Recently there had been a lot of news about Vitamin D (VD), whether it is network news, medical magazine or Readers’ Digest, they are all talking about VD and its deficiency. The importance of VD can be realised when it is linked with cardiovascular problems as well as blood pressure, bone disease and prevention of many cancers.
VD is found in many dietary sources such as fish, eggs, fortified milk, etc. The sun also contributes significantly to the daily production of VD and, as little as 10 minutes of exposure to the arms, legs, face and hands is thought to be enough to prevent deficiencies. There are several forms of VD: Vitamin D2 is synthesised by plants and Vitamin D3 is synthesised by humans in the skin when exposed to sunlight. Sun screen and dark skin pigmentation also reduces skin synthesis of VD.
The major biologic function of VD is to maintain normal blood levels of calcium and phosphorous. VD aids in the absorption of calcium, helping to form and maintain strong bones. Recently, research also suggests VD may provide protection from osteoporosis, hypertension, cancer and several autoimmune diseases. Patients with chronic kidney disease are especially susceptible due to the inability to convert VD to active form leading to VD Deficiency.
Low levels of VD levels might contribute to heart problems. Although VD has been shown to help regulate the body’s disease fighting immune system, researchers have also linked it with high blood pressure, diabetes and obesity. All of which can contribute to heart problems. According to Dr. Edward Giovannucci of the Harvard University, a study of 18,225 men provides the strongest evidence to date for a link between VD deficiency and cardiovascular mortality. Vitamin D deficiency is associated with an increased risk of new onset coronary artery calcification, a finding that may help explain why cardiovascular events and deaths are more likely in individuals with VD deficiency. This association is stronger in patient with impaired kidney function.
Low VD levels also have been linked with several kinds of cancer and some researchers believe that VD could even be used to help prevent malignancies.
It is estimated that at least 50% of older adults worldwide have low VD levels and it is thought to probably affect substantial numbers of younger people as well.

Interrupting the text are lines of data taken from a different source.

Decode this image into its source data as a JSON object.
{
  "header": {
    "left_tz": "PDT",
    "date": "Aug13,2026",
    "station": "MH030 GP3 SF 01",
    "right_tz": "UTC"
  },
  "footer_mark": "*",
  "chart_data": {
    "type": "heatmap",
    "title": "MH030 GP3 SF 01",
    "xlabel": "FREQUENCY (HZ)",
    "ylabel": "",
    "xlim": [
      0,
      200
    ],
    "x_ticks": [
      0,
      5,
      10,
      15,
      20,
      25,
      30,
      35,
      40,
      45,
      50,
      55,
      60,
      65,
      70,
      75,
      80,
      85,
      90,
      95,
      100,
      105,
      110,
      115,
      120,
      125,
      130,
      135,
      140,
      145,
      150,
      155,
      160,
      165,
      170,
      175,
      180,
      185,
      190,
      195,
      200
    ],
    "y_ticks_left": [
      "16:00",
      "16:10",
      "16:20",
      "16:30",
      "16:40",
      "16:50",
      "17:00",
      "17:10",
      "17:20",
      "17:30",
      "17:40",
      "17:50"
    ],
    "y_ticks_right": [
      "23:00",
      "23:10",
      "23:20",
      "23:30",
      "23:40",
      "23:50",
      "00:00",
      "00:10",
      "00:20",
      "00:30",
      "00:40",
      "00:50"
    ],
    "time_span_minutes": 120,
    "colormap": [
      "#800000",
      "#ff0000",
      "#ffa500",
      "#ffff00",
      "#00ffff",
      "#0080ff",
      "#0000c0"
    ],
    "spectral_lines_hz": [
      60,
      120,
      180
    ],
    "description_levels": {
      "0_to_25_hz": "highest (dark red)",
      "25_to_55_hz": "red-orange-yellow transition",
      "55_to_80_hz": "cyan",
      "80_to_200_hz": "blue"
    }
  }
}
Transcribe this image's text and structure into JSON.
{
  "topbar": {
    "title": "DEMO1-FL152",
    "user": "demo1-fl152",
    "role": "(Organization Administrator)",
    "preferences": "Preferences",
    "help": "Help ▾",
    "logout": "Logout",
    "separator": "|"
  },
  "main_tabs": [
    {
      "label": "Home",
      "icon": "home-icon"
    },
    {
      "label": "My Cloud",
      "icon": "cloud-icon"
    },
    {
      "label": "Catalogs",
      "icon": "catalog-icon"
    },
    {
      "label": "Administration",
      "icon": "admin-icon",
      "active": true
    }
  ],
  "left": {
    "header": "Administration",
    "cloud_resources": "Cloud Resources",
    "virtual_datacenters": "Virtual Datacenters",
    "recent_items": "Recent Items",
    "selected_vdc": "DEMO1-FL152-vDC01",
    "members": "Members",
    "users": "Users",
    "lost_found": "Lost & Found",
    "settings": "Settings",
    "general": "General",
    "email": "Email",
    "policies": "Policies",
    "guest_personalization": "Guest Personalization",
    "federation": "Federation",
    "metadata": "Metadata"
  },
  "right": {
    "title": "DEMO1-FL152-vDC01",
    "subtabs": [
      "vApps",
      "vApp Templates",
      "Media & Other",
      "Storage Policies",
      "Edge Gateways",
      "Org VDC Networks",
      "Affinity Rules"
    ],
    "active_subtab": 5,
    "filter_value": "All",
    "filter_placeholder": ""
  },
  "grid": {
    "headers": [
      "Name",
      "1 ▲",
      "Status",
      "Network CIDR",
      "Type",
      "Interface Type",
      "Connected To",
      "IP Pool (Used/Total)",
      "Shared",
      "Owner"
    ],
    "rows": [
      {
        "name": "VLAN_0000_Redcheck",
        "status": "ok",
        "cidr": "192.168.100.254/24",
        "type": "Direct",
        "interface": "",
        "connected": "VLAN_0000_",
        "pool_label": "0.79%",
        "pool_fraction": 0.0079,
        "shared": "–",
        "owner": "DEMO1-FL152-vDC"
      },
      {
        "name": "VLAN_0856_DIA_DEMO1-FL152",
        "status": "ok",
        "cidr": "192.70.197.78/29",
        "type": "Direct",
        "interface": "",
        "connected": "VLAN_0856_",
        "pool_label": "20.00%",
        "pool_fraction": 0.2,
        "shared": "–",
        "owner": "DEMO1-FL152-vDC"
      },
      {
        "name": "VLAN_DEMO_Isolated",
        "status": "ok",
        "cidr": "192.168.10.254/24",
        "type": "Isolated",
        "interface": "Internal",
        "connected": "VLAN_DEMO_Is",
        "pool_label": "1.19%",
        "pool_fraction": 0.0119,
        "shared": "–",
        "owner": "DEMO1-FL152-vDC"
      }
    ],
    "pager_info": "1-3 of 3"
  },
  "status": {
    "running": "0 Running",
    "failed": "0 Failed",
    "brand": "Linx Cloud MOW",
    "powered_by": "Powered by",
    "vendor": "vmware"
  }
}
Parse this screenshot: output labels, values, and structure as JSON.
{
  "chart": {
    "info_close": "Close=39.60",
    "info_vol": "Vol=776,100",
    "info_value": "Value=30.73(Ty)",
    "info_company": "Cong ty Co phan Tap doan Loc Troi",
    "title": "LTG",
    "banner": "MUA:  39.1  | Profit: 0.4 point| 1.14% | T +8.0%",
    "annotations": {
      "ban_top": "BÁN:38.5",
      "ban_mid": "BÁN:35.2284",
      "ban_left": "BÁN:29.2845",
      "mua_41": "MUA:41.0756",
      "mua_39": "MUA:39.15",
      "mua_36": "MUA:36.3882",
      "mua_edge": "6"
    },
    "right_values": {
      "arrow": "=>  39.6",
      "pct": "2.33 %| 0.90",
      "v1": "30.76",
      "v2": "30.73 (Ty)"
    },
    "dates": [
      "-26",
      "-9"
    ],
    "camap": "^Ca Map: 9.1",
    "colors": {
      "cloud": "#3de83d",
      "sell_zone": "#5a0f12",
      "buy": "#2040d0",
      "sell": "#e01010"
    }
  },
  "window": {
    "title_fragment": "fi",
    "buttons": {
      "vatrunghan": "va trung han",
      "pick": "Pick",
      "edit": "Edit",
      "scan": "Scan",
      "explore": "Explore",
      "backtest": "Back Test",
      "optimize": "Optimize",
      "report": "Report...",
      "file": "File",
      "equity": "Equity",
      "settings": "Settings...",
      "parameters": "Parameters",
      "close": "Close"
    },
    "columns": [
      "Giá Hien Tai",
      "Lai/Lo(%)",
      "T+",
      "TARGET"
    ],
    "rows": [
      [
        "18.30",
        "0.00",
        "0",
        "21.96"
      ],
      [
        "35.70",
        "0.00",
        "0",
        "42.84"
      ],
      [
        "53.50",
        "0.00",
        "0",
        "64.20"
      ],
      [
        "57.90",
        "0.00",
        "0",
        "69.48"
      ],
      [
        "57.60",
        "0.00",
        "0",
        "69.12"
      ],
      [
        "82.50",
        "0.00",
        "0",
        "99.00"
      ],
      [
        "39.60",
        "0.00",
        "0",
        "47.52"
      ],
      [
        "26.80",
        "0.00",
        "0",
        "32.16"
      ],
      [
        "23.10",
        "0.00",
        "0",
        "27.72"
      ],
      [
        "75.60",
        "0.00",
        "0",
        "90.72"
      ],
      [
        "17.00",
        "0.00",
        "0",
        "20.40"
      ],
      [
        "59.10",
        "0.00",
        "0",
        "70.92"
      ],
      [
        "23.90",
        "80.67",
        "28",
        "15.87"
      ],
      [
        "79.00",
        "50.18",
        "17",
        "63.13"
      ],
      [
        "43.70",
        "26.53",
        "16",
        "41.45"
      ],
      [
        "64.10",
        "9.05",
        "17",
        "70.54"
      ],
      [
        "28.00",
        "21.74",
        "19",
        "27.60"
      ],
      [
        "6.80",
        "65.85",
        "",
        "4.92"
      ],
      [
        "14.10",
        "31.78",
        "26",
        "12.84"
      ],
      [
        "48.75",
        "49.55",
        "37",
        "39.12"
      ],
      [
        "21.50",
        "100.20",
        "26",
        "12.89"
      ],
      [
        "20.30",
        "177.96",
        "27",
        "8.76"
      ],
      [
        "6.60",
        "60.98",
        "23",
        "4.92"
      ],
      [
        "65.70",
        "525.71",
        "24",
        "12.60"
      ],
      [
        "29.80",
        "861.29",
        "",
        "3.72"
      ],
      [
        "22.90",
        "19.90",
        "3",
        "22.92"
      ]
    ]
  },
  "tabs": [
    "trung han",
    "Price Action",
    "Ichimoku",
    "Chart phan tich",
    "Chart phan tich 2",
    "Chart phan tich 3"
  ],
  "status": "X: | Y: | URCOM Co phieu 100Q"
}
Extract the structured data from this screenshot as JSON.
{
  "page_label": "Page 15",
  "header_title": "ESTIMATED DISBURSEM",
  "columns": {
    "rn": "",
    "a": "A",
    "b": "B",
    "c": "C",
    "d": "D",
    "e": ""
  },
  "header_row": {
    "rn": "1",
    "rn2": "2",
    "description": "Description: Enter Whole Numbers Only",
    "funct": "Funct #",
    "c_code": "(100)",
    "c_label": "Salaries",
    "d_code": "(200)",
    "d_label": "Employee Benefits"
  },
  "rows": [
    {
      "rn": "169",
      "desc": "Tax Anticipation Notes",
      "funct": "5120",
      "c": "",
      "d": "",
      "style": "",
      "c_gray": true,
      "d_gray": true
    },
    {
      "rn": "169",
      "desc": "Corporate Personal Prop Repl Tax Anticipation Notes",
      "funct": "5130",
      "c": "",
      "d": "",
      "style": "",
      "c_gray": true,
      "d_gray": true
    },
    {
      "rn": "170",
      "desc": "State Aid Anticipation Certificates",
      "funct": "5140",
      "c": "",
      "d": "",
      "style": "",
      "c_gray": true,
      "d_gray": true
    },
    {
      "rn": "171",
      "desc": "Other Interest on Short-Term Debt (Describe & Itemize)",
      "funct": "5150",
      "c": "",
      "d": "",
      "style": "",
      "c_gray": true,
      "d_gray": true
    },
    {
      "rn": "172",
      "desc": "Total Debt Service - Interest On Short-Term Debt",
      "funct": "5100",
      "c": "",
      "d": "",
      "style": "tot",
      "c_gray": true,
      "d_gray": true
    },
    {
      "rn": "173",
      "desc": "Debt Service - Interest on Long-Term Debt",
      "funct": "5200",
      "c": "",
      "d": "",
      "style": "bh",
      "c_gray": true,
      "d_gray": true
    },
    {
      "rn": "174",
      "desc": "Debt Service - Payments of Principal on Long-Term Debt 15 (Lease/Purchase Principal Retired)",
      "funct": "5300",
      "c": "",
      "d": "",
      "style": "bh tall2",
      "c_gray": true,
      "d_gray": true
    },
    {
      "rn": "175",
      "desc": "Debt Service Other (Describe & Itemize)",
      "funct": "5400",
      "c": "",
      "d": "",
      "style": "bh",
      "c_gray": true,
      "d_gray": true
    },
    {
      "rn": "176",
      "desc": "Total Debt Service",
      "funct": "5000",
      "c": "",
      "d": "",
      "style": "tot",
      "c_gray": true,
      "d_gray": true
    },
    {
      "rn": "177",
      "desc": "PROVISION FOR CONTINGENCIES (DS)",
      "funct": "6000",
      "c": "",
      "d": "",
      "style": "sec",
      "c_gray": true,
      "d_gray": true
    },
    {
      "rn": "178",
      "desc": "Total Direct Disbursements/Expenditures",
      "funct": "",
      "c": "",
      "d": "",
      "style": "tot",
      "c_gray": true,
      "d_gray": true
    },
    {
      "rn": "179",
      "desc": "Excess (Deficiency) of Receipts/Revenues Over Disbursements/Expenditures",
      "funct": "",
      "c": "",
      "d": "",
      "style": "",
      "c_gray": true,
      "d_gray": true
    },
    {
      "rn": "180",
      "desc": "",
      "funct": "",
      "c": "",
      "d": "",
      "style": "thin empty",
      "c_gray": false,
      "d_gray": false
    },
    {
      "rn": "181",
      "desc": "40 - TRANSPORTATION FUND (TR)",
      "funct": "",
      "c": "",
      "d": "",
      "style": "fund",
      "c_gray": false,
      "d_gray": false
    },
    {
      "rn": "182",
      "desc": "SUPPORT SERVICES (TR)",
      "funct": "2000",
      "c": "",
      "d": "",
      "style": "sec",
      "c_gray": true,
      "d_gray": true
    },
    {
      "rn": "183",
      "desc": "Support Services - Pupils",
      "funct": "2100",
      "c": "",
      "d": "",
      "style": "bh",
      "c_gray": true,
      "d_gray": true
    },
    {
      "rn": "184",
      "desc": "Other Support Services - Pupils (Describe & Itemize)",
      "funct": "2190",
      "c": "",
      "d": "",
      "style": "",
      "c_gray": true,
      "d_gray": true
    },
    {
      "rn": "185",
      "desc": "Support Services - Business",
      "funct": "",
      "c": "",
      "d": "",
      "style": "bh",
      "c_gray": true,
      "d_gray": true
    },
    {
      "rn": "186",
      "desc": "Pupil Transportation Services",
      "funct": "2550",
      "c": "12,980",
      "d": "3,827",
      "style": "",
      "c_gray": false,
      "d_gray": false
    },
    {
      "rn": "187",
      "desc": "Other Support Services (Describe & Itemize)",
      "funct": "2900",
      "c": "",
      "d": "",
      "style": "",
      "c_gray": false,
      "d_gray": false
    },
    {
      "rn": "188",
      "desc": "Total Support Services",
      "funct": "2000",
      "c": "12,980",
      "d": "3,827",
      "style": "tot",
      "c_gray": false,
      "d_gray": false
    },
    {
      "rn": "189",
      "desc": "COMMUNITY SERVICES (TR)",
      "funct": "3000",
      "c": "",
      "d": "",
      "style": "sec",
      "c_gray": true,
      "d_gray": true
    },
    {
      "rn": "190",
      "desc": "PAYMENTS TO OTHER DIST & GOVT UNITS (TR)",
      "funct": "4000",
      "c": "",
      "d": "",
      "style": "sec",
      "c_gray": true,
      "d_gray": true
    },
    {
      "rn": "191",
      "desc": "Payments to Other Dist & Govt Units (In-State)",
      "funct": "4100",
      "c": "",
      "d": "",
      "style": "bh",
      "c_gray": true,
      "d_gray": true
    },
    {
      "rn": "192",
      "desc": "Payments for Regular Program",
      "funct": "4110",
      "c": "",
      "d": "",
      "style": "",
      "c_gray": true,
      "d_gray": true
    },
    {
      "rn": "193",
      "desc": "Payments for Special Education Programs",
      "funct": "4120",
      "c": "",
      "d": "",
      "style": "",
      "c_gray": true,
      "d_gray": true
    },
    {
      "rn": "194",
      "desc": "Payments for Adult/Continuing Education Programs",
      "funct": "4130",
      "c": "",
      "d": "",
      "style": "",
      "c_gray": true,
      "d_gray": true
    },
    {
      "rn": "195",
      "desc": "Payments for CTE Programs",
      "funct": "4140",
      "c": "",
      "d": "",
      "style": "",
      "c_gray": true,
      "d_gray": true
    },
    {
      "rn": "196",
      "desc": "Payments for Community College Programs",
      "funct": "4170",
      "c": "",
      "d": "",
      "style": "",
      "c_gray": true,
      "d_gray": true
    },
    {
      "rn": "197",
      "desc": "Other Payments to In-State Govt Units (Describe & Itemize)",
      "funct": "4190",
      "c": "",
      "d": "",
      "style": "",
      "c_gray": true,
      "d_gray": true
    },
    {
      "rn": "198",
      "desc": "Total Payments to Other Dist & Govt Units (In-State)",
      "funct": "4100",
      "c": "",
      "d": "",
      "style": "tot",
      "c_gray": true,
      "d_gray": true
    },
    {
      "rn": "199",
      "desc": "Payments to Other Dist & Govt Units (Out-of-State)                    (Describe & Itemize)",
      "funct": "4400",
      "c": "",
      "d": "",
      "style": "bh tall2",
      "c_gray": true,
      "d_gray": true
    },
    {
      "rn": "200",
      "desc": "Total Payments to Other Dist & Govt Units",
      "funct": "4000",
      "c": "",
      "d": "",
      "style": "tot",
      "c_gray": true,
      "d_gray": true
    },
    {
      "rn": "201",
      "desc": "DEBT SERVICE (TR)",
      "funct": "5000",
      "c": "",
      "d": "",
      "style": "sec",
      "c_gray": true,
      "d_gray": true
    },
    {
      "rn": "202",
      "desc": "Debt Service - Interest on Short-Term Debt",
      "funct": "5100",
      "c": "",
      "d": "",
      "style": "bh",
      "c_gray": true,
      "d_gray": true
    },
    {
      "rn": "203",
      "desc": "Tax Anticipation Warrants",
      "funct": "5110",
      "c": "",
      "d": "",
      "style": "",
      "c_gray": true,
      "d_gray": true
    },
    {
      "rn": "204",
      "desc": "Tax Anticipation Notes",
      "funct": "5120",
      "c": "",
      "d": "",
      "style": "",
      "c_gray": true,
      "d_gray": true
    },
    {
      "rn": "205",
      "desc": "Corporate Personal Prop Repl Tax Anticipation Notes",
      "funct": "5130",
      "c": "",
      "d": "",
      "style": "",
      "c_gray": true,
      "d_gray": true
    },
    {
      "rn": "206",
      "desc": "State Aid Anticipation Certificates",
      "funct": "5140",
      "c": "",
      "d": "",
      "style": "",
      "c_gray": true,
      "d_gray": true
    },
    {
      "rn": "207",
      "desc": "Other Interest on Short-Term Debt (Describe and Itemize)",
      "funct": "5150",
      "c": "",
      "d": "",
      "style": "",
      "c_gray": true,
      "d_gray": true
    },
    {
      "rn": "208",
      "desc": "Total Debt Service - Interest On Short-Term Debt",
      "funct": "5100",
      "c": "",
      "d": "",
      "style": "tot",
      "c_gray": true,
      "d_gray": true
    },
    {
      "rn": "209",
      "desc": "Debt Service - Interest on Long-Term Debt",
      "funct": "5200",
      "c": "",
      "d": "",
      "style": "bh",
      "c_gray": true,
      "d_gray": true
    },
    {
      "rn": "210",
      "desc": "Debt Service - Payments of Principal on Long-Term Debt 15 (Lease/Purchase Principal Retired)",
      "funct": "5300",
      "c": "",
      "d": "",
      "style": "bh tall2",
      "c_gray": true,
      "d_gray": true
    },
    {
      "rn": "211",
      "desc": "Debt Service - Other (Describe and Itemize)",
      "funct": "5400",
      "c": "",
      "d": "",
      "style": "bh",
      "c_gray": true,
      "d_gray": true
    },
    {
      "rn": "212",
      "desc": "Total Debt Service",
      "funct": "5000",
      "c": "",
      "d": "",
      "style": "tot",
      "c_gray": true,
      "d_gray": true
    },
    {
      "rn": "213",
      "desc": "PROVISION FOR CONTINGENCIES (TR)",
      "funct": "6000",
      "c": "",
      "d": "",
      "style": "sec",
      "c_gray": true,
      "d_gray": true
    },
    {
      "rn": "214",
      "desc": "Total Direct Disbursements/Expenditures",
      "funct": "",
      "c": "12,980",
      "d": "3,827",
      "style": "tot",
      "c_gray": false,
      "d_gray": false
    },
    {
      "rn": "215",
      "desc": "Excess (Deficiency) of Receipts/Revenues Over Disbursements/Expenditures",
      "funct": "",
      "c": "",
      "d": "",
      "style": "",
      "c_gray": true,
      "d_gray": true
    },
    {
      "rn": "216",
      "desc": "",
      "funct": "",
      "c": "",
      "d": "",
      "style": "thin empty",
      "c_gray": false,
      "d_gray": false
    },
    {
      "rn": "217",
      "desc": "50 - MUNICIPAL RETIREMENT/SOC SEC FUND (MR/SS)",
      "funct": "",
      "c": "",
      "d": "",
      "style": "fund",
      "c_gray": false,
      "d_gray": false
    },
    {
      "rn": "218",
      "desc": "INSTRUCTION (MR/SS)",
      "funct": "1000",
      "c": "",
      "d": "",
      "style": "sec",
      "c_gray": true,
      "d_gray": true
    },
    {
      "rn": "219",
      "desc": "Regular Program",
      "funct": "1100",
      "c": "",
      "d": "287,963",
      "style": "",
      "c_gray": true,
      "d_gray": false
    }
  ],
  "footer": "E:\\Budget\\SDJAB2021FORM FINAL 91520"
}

Possible reasons may be decreased outdoor activities, air pollution and as people age, a decline in the skin’s ability to produce VD from ultraviolet rays.
The daily requirement of this vitamin in adults is 400 to 600 international Unit. For chronic kidney disease patients much higher doses of up to 50,000 IU (Drisdol) is prescribed either weekly or monthly depending on the level of Vitamin. Hemodialysis patients are requiring it either once or twice a month to prevent deficiency as long as they are on dialysis.
In conclusion, in light of the recent discoveries, role of Vitamin D is taking much more significance. As a Nephrologist, I am required to check Vitamin D level on every patient with abnormal kidney function and correct the deficiency if found.
[Dr. Anis Ansari, MD is Board certified Nephrologist and Medical Associate, Clinton, Iowa, USA]